Dataset entries:
##########

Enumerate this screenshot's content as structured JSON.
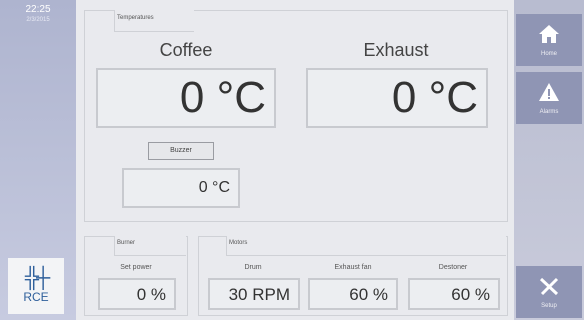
{
  "clock": {
    "time": "22:25",
    "date": "2/3/2015"
  },
  "logo": {
    "mark": "╬┼",
    "text": "RCE"
  },
  "temperatures": {
    "group_label": "Temperatures",
    "coffee": {
      "label": "Coffee",
      "value": "0 °C"
    },
    "exhaust": {
      "label": "Exhaust",
      "value": "0 °C"
    },
    "buzzer": {
      "label": "Buzzer",
      "value": "0 °C"
    }
  },
  "burner": {
    "group_label": "Burner",
    "set_power_label": "Set power",
    "set_power_value": "0 %"
  },
  "motors": {
    "group_label": "Motors",
    "drum": {
      "label": "Drum",
      "value": "30 RPM"
    },
    "exhaust_fan": {
      "label": "Exhaust fan",
      "value": "60 %"
    },
    "destoner": {
      "label": "Destoner",
      "value": "60 %"
    }
  },
  "nav": {
    "home": {
      "label": "Home",
      "icon": "home-icon"
    },
    "alarms": {
      "label": "Alarms",
      "icon": "warning-icon"
    },
    "setup": {
      "label": "Setup",
      "icon": "tools-icon"
    }
  },
  "colors": {
    "nav_button": "#8f95b4",
    "panel": "#e9eaee",
    "logo_blue": "#2e5f9b"
  }
}
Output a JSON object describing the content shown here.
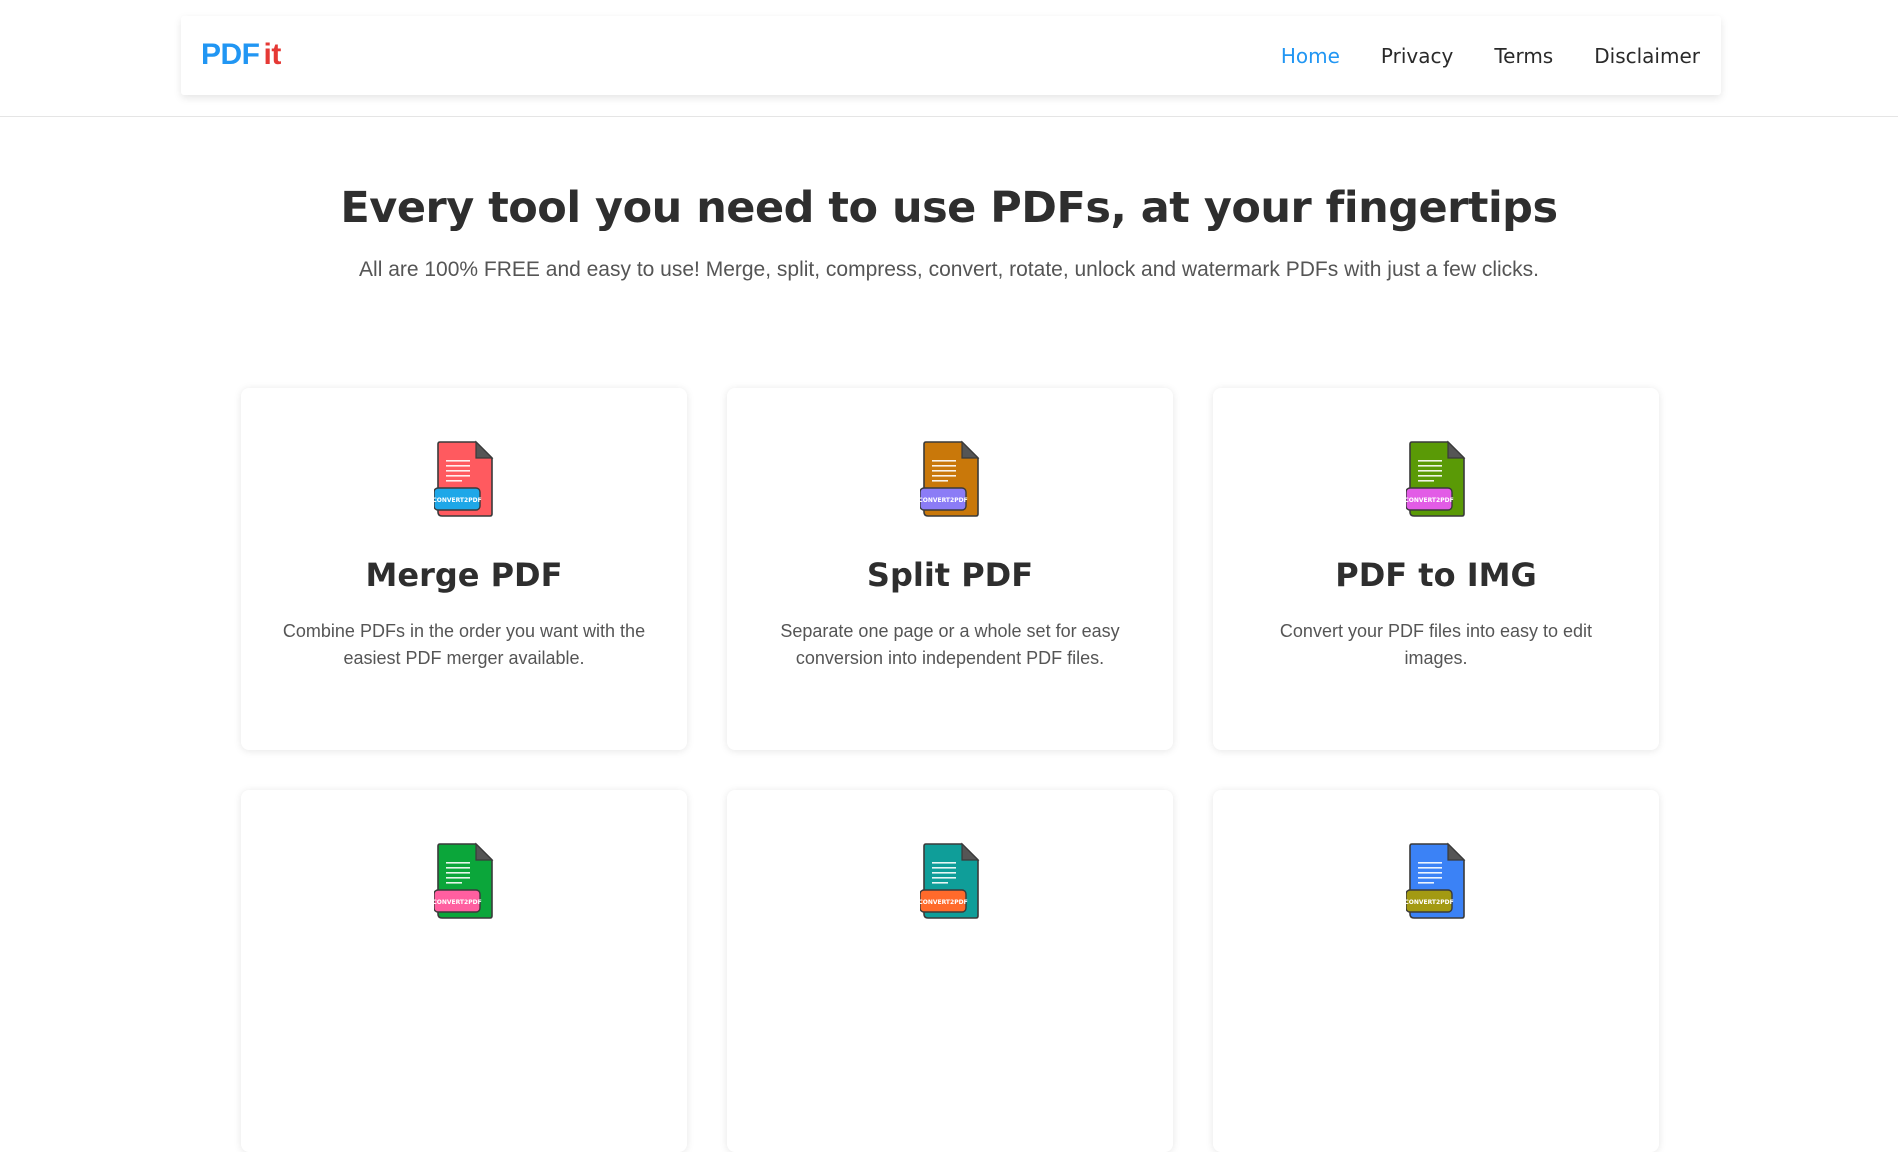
{
  "header": {
    "logo": {
      "part1": "PDF",
      "part2": "it"
    },
    "nav": [
      {
        "label": "Home"
      },
      {
        "label": "Privacy"
      },
      {
        "label": "Terms"
      },
      {
        "label": "Disclaimer"
      }
    ]
  },
  "hero": {
    "title": "Every tool you need to use PDFs, at your fingertips",
    "subtitle": "All are 100% FREE and easy to use! Merge, split, compress, convert, rotate, unlock and watermark PDFs with just a few clicks."
  },
  "tools": [
    {
      "title": "Merge PDF",
      "description": "Combine PDFs in the order you want with the easiest PDF merger available.",
      "icon_name": "merge-pdf-file-icon",
      "file_color": "#ff5a5f",
      "tag_color": "#1ea7e8",
      "tag_text": "CONVERT2PDF"
    },
    {
      "title": "Split PDF",
      "description": "Separate one page or a whole set for easy conversion into independent PDF files.",
      "icon_name": "split-pdf-file-icon",
      "file_color": "#c9780a",
      "tag_color": "#8b7cf6",
      "tag_text": "CONVERT2PDF"
    },
    {
      "title": "PDF to IMG",
      "description": "Convert your PDF files into easy to edit images.",
      "icon_name": "pdf-to-img-file-icon",
      "file_color": "#5a9a06",
      "tag_color": "#e25ce6",
      "tag_text": "CONVERT2PDF"
    },
    {
      "title": "",
      "description": "",
      "icon_name": "tool-file-icon",
      "file_color": "#0ba63a",
      "tag_color": "#ff5fa0",
      "tag_text": "CONVERT2PDF"
    },
    {
      "title": "",
      "description": "",
      "icon_name": "tool-file-icon",
      "file_color": "#0f9e99",
      "tag_color": "#ff6a2b",
      "tag_text": "CONVERT2PDF"
    },
    {
      "title": "",
      "description": "",
      "icon_name": "tool-file-icon",
      "file_color": "#3b82f6",
      "tag_color": "#a39a12",
      "tag_text": "CONVERT2PDF"
    }
  ]
}
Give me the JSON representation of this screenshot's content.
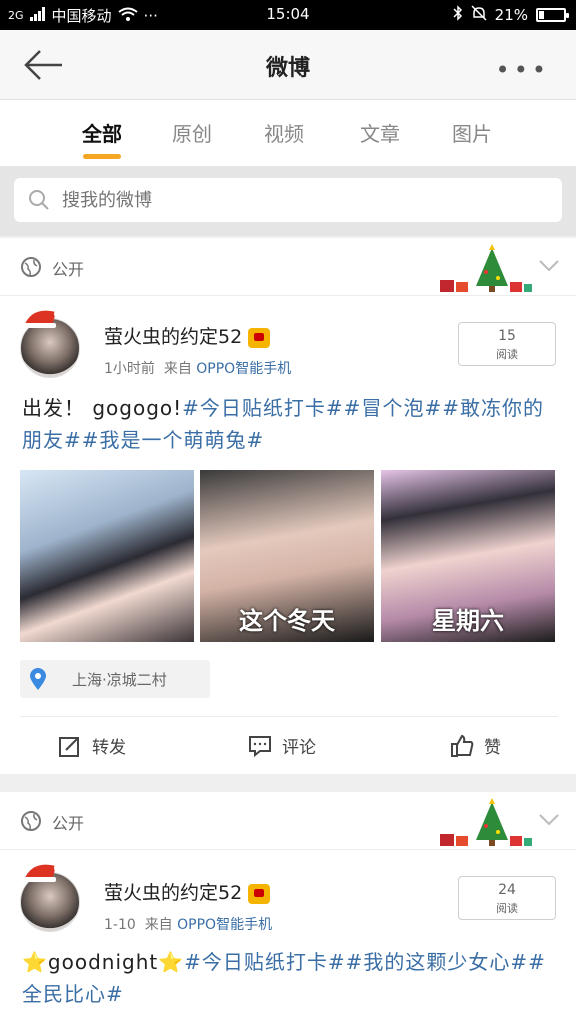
{
  "statusbar": {
    "carrier": "中国移动",
    "signal_label": "2G",
    "time": "15:04",
    "battery": "21%"
  },
  "header": {
    "title": "微博"
  },
  "tabs": [
    {
      "label": "全部",
      "active": true
    },
    {
      "label": "原创"
    },
    {
      "label": "视频"
    },
    {
      "label": "文章"
    },
    {
      "label": "图片"
    }
  ],
  "search": {
    "placeholder": "搜我的微博"
  },
  "posts": [
    {
      "privacy": "公开",
      "username": "萤火虫的约定52",
      "time": "1小时前",
      "source_prefix": "来自",
      "source": "OPPO智能手机",
      "reads_count": "15",
      "reads_label": "阅读",
      "text_plain": "出发！ gogogo!",
      "text_tags": "#今日贴纸打卡##冒个泡##敢冻你的朋友##我是一个萌萌兔#",
      "photos": [
        {
          "caption": ""
        },
        {
          "caption": "这个冬天"
        },
        {
          "caption": "星期六"
        }
      ],
      "location": "上海·凉城二村",
      "actions": {
        "repost": "转发",
        "comment": "评论",
        "like": "赞"
      }
    },
    {
      "privacy": "公开",
      "username": "萤火虫的约定52",
      "time": "1-10",
      "source_prefix": "来自",
      "source": "OPPO智能手机",
      "reads_count": "24",
      "reads_label": "阅读",
      "text_plain": "⭐goodnight⭐",
      "text_tags": "#今日贴纸打卡##我的这颗少女心##全民比心#"
    }
  ],
  "colors": {
    "accent": "#f5a623",
    "link": "#3a6ea5"
  }
}
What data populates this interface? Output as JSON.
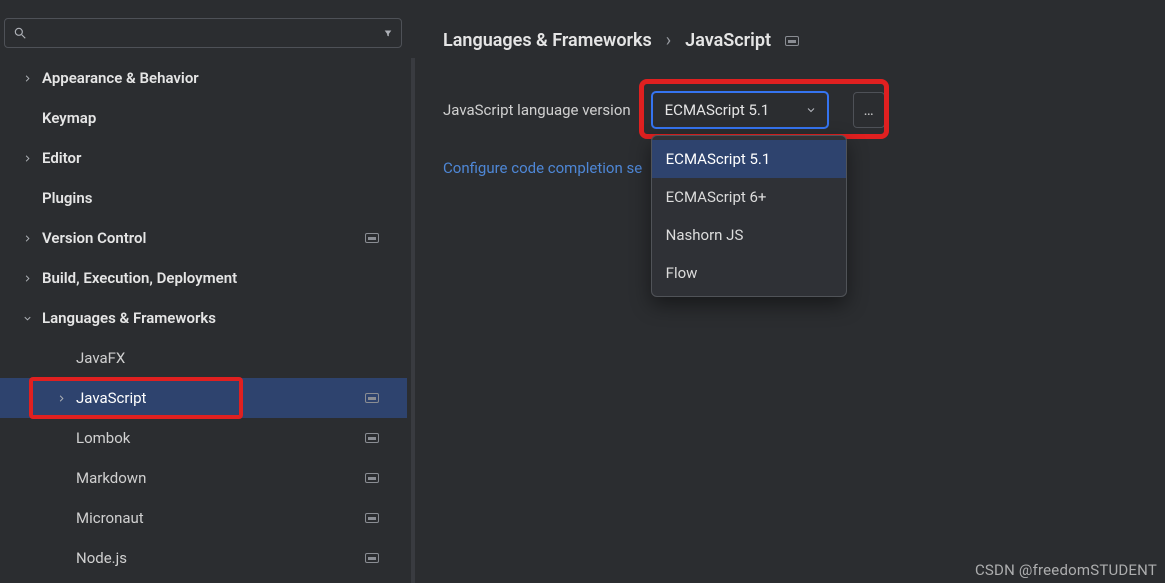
{
  "search": {
    "placeholder": ""
  },
  "sidebar": {
    "items": [
      {
        "label": "Appearance & Behavior",
        "level": 0,
        "expandable": true,
        "expanded": false,
        "badge": false,
        "selected": false
      },
      {
        "label": "Keymap",
        "level": 0,
        "expandable": false,
        "expanded": false,
        "badge": false,
        "selected": false
      },
      {
        "label": "Editor",
        "level": 0,
        "expandable": true,
        "expanded": false,
        "badge": false,
        "selected": false
      },
      {
        "label": "Plugins",
        "level": 0,
        "expandable": false,
        "expanded": false,
        "badge": false,
        "selected": false
      },
      {
        "label": "Version Control",
        "level": 0,
        "expandable": true,
        "expanded": false,
        "badge": true,
        "selected": false
      },
      {
        "label": "Build, Execution, Deployment",
        "level": 0,
        "expandable": true,
        "expanded": false,
        "badge": false,
        "selected": false
      },
      {
        "label": "Languages & Frameworks",
        "level": 0,
        "expandable": true,
        "expanded": true,
        "badge": false,
        "selected": false
      },
      {
        "label": "JavaFX",
        "level": 1,
        "expandable": false,
        "expanded": false,
        "badge": false,
        "selected": false
      },
      {
        "label": "JavaScript",
        "level": 1,
        "expandable": true,
        "expanded": false,
        "badge": true,
        "selected": true
      },
      {
        "label": "Lombok",
        "level": 1,
        "expandable": false,
        "expanded": false,
        "badge": true,
        "selected": false
      },
      {
        "label": "Markdown",
        "level": 1,
        "expandable": false,
        "expanded": false,
        "badge": true,
        "selected": false
      },
      {
        "label": "Micronaut",
        "level": 1,
        "expandable": false,
        "expanded": false,
        "badge": true,
        "selected": false
      },
      {
        "label": "Node.js",
        "level": 1,
        "expandable": false,
        "expanded": false,
        "badge": true,
        "selected": false
      }
    ]
  },
  "breadcrumbs": {
    "parent": "Languages & Frameworks",
    "sep": "›",
    "current": "JavaScript"
  },
  "form": {
    "language_version_label": "JavaScript language version",
    "language_version_value": "ECMAScript 5.1",
    "options": [
      {
        "label": "ECMAScript 5.1",
        "selected": true
      },
      {
        "label": "ECMAScript 6+",
        "selected": false
      },
      {
        "label": "Nashorn JS",
        "selected": false
      },
      {
        "label": "Flow",
        "selected": false
      }
    ],
    "more": "…"
  },
  "link_text": "Configure code completion se",
  "watermark": "CSDN @freedomSTUDENT"
}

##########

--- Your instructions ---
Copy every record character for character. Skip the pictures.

--- Written response ---
Enumerate this screenshot's content as structured JSON.
{
  "clock": {
    "time": "22:25",
    "date": "2/3/2015"
  },
  "logo": {
    "mark": "╬┼",
    "text": "RCE"
  },
  "temperatures": {
    "group_label": "Temperatures",
    "coffee": {
      "label": "Coffee",
      "value": "0 °C"
    },
    "exhaust": {
      "label": "Exhaust",
      "value": "0 °C"
    },
    "buzzer": {
      "label": "Buzzer",
      "value": "0 °C"
    }
  },
  "burner": {
    "group_label": "Burner",
    "set_power_label": "Set power",
    "set_power_value": "0 %"
  },
  "motors": {
    "group_label": "Motors",
    "drum": {
      "label": "Drum",
      "value": "30 RPM"
    },
    "exhaust_fan": {
      "label": "Exhaust fan",
      "value": "60 %"
    },
    "destoner": {
      "label": "Destoner",
      "value": "60 %"
    }
  },
  "nav": {
    "home": {
      "label": "Home",
      "icon": "home-icon"
    },
    "alarms": {
      "label": "Alarms",
      "icon": "warning-icon"
    },
    "setup": {
      "label": "Setup",
      "icon": "tools-icon"
    }
  },
  "colors": {
    "nav_button": "#8f95b4",
    "panel": "#e9eaee",
    "logo_blue": "#2e5f9b"
  }
}
Output a JSON object describing the content shown here.
{
  "header": {
    "logo": {
      "part1": "PDF",
      "part2": "it"
    },
    "nav": [
      {
        "label": "Home"
      },
      {
        "label": "Privacy"
      },
      {
        "label": "Terms"
      },
      {
        "label": "Disclaimer"
      }
    ]
  },
  "hero": {
    "title": "Every tool you need to use PDFs, at your fingertips",
    "subtitle": "All are 100% FREE and easy to use! Merge, split, compress, convert, rotate, unlock and watermark PDFs with just a few clicks."
  },
  "tools": [
    {
      "title": "Merge PDF",
      "description": "Combine PDFs in the order you want with the easiest PDF merger available.",
      "icon_name": "merge-pdf-file-icon",
      "file_color": "#ff5a5f",
      "tag_color": "#1ea7e8",
      "tag_text": "CONVERT2PDF"
    },
    {
      "title": "Split PDF",
      "description": "Separate one page or a whole set for easy conversion into independent PDF files.",
      "icon_name": "split-pdf-file-icon",
      "file_color": "#c9780a",
      "tag_color": "#8b7cf6",
      "tag_text": "CONVERT2PDF"
    },
    {
      "title": "PDF to IMG",
      "description": "Convert your PDF files into easy to edit images.",
      "icon_name": "pdf-to-img-file-icon",
      "file_color": "#5a9a06",
      "tag_color": "#e25ce6",
      "tag_text": "CONVERT2PDF"
    },
    {
      "title": "",
      "description": "",
      "icon_name": "tool-file-icon",
      "file_color": "#0ba63a",
      "tag_color": "#ff5fa0",
      "tag_text": "CONVERT2PDF"
    },
    {
      "title": "",
      "description": "",
      "icon_name": "tool-file-icon",
      "file_color": "#0f9e99",
      "tag_color": "#ff6a2b",
      "tag_text": "CONVERT2PDF"
    },
    {
      "title": "",
      "description": "",
      "icon_name": "tool-file-icon",
      "file_color": "#3b82f6",
      "tag_color": "#a39a12",
      "tag_text": "CONVERT2PDF"
    }
  ]
}
Give me the JSON representation of this screenshot's content.
{
  "statusbar": {
    "carrier": "中国移动",
    "signal_label": "2G",
    "time": "15:04",
    "battery": "21%"
  },
  "header": {
    "title": "微博"
  },
  "tabs": [
    {
      "label": "全部",
      "active": true
    },
    {
      "label": "原创"
    },
    {
      "label": "视频"
    },
    {
      "label": "文章"
    },
    {
      "label": "图片"
    }
  ],
  "search": {
    "placeholder": "搜我的微博"
  },
  "posts": [
    {
      "privacy": "公开",
      "username": "萤火虫的约定52",
      "time": "1小时前",
      "source_prefix": "来自",
      "source": "OPPO智能手机",
      "reads_count": "15",
      "reads_label": "阅读",
      "text_plain": "出发！ gogogo!",
      "text_tags": "#今日贴纸打卡##冒个泡##敢冻你的朋友##我是一个萌萌兔#",
      "photos": [
        {
          "caption": ""
        },
        {
          "caption": "这个冬天"
        },
        {
          "caption": "星期六"
        }
      ],
      "location": "上海·凉城二村",
      "actions": {
        "repost": "转发",
        "comment": "评论",
        "like": "赞"
      }
    },
    {
      "privacy": "公开",
      "username": "萤火虫的约定52",
      "time": "1-10",
      "source_prefix": "来自",
      "source": "OPPO智能手机",
      "reads_count": "24",
      "reads_label": "阅读",
      "text_plain": "⭐goodnight⭐",
      "text_tags": "#今日贴纸打卡##我的这颗少女心##全民比心#"
    }
  ],
  "colors": {
    "accent": "#f5a623",
    "link": "#3a6ea5"
  }
}
What data populates this interface? Output as JSON.
{
  "search": {
    "placeholder": ""
  },
  "sidebar": {
    "items": [
      {
        "label": "Appearance & Behavior",
        "level": 0,
        "expandable": true,
        "expanded": false,
        "badge": false,
        "selected": false
      },
      {
        "label": "Keymap",
        "level": 0,
        "expandable": false,
        "expanded": false,
        "badge": false,
        "selected": false
      },
      {
        "label": "Editor",
        "level": 0,
        "expandable": true,
        "expanded": false,
        "badge": false,
        "selected": false
      },
      {
        "label": "Plugins",
        "level": 0,
        "expandable": false,
        "expanded": false,
        "badge": false,
        "selected": false
      },
      {
        "label": "Version Control",
        "level": 0,
        "expandable": true,
        "expanded": false,
        "badge": true,
        "selected": false
      },
      {
        "label": "Build, Execution, Deployment",
        "level": 0,
        "expandable": true,
        "expanded": false,
        "badge": false,
        "selected": false
      },
      {
        "label": "Languages & Frameworks",
        "level": 0,
        "expandable": true,
        "expanded": true,
        "badge": false,
        "selected": false
      },
      {
        "label": "JavaFX",
        "level": 1,
        "expandable": false,
        "expanded": false,
        "badge": false,
        "selected": false
      },
      {
        "label": "JavaScript",
        "level": 1,
        "expandable": true,
        "expanded": false,
        "badge": true,
        "selected": true
      },
      {
        "label": "Lombok",
        "level": 1,
        "expandable": false,
        "expanded": false,
        "badge": true,
        "selected": false
      },
      {
        "label": "Markdown",
        "level": 1,
        "expandable": false,
        "expanded": false,
        "badge": true,
        "selected": false
      },
      {
        "label": "Micronaut",
        "level": 1,
        "expandable": false,
        "expanded": false,
        "badge": true,
        "selected": false
      },
      {
        "label": "Node.js",
        "level": 1,
        "expandable": false,
        "expanded": false,
        "badge": true,
        "selected": false
      }
    ]
  },
  "breadcrumbs": {
    "parent": "Languages & Frameworks",
    "sep": "›",
    "current": "JavaScript"
  },
  "form": {
    "language_version_label": "JavaScript language version",
    "language_version_value": "ECMAScript 5.1",
    "options": [
      {
        "label": "ECMAScript 5.1",
        "selected": true
      },
      {
        "label": "ECMAScript 6+",
        "selected": false
      },
      {
        "label": "Nashorn JS",
        "selected": false
      },
      {
        "label": "Flow",
        "selected": false
      }
    ],
    "more": "…"
  },
  "link_text": "Configure code completion se",
  "watermark": "CSDN @freedomSTUDENT"
}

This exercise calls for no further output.